  • To a certain extent, every company manipulates some numbers to increase or decrease their profit values. E.g. services to be provided over the next three years, the company recorded a lump-sum amount of all three years as revenue in the current year itself and inflated the overall value. a company should have distributed the revenue in all three years or record as and when received.
  • Companies show assets worth billions in their books but never exist and charge heavy depreciation to lower their profit figures to pay fewer taxes. Classic examples are companies like Enron, Worldcom, Adelphia. Their Balance sheet looks extremely impressive and justifies the low-profit figures due to high depreciation costs. Such extreme manipulation enters the category of fraud.
  • Investors must also study cash flow statements and calculate financial ratios like CFPS other than EPS or P/E ratio.

Frequently Asked Questions (FAQs)

Is a high cash flow per share good?

The surging free cash flow to outstanding shares value is good since the company is considered to have better probability and more economic and operational flexibility.
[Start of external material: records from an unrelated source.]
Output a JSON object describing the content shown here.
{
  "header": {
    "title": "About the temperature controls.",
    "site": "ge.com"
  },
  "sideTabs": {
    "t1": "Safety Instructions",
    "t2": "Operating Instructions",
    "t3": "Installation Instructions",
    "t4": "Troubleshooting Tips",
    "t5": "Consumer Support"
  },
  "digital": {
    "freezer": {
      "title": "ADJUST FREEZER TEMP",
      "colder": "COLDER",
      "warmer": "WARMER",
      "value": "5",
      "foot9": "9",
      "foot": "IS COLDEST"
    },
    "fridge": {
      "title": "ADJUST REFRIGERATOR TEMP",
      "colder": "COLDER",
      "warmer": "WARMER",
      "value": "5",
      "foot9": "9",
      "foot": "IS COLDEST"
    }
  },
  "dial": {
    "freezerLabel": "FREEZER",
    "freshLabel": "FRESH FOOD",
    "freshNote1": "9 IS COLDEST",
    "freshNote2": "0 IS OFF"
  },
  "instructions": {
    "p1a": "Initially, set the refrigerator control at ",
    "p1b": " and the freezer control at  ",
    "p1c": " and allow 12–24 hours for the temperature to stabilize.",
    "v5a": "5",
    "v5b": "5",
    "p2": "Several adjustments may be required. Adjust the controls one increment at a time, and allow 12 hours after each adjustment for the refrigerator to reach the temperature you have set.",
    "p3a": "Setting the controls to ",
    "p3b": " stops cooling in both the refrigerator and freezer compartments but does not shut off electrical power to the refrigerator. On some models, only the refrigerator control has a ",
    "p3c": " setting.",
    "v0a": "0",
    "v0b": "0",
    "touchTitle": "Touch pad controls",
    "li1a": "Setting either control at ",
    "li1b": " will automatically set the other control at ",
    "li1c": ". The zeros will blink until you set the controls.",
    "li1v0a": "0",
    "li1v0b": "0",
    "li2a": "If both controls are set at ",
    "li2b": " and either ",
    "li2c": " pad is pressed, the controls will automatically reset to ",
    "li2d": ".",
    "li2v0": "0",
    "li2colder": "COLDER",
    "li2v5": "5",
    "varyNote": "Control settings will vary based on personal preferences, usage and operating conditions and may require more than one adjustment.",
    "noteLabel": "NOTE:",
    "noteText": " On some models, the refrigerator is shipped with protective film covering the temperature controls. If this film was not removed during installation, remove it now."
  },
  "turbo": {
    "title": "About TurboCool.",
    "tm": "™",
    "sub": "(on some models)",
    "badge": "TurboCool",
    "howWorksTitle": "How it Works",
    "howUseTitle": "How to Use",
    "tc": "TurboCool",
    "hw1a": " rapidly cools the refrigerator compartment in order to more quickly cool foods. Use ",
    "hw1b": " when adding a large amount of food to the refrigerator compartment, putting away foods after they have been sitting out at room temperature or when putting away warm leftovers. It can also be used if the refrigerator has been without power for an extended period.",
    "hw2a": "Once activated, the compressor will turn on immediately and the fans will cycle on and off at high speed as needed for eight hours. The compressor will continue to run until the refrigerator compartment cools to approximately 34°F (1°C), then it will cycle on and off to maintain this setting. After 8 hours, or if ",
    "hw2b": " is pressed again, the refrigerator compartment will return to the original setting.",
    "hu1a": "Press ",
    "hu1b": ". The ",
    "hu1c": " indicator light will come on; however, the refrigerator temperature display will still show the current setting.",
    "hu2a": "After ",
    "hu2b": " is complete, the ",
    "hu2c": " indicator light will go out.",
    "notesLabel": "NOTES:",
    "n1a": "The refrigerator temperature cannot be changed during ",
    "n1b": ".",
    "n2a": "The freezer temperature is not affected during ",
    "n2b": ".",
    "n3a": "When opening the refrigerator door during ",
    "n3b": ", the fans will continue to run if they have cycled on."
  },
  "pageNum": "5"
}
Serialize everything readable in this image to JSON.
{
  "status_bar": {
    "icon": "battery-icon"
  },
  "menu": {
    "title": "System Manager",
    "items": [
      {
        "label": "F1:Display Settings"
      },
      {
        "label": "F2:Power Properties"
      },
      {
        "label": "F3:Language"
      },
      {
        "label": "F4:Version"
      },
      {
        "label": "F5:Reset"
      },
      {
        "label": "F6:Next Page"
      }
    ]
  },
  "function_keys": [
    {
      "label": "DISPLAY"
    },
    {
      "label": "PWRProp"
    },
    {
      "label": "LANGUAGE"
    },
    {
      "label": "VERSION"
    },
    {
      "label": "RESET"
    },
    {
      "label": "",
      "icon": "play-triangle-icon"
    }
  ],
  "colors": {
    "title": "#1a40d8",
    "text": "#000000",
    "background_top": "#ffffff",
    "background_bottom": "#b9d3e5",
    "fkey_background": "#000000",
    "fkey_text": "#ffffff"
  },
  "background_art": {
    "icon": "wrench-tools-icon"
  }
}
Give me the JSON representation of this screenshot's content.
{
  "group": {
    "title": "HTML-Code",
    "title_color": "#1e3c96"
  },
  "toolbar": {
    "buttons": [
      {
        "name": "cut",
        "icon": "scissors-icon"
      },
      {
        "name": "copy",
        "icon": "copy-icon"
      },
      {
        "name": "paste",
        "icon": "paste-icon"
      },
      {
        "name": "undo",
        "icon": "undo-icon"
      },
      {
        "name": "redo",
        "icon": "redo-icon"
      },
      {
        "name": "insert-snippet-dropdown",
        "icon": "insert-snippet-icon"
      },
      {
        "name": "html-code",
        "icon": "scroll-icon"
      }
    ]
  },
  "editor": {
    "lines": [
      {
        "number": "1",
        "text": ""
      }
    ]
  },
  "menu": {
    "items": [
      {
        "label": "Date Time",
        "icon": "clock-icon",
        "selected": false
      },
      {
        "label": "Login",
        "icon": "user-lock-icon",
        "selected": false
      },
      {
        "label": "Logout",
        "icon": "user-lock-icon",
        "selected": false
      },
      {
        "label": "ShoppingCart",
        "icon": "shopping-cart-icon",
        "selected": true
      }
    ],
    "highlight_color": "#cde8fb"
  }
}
Thus, free cash flow per share is also known as free cash flow for the company.

What is a good cash flow per share ratio?

The higher ratio is favored by investors, creditors, and analysts as more than 1.0, meaning a company may make up the current short-term liabilities. Yet, earnings may be left after clearing the liabilities

Can cash flow per share be negative?

Yes, the cash flow per share can be negative. However, this occurs when a company’s cash flow from operations is negative and significant outstanding shares exist. A negative cash flow per share indicates that the company is experiencing financial difficulties and may have trouble meeting its financial obligations.

Recommended Articles

This article has been a guide to Cash Flow Per Share and its definition. Here we discuss how to calculate Cash Flow Per Share and practical examples. We also discuss the difference between CFPS vs. EPS. You can learn more about accounting from the following articles –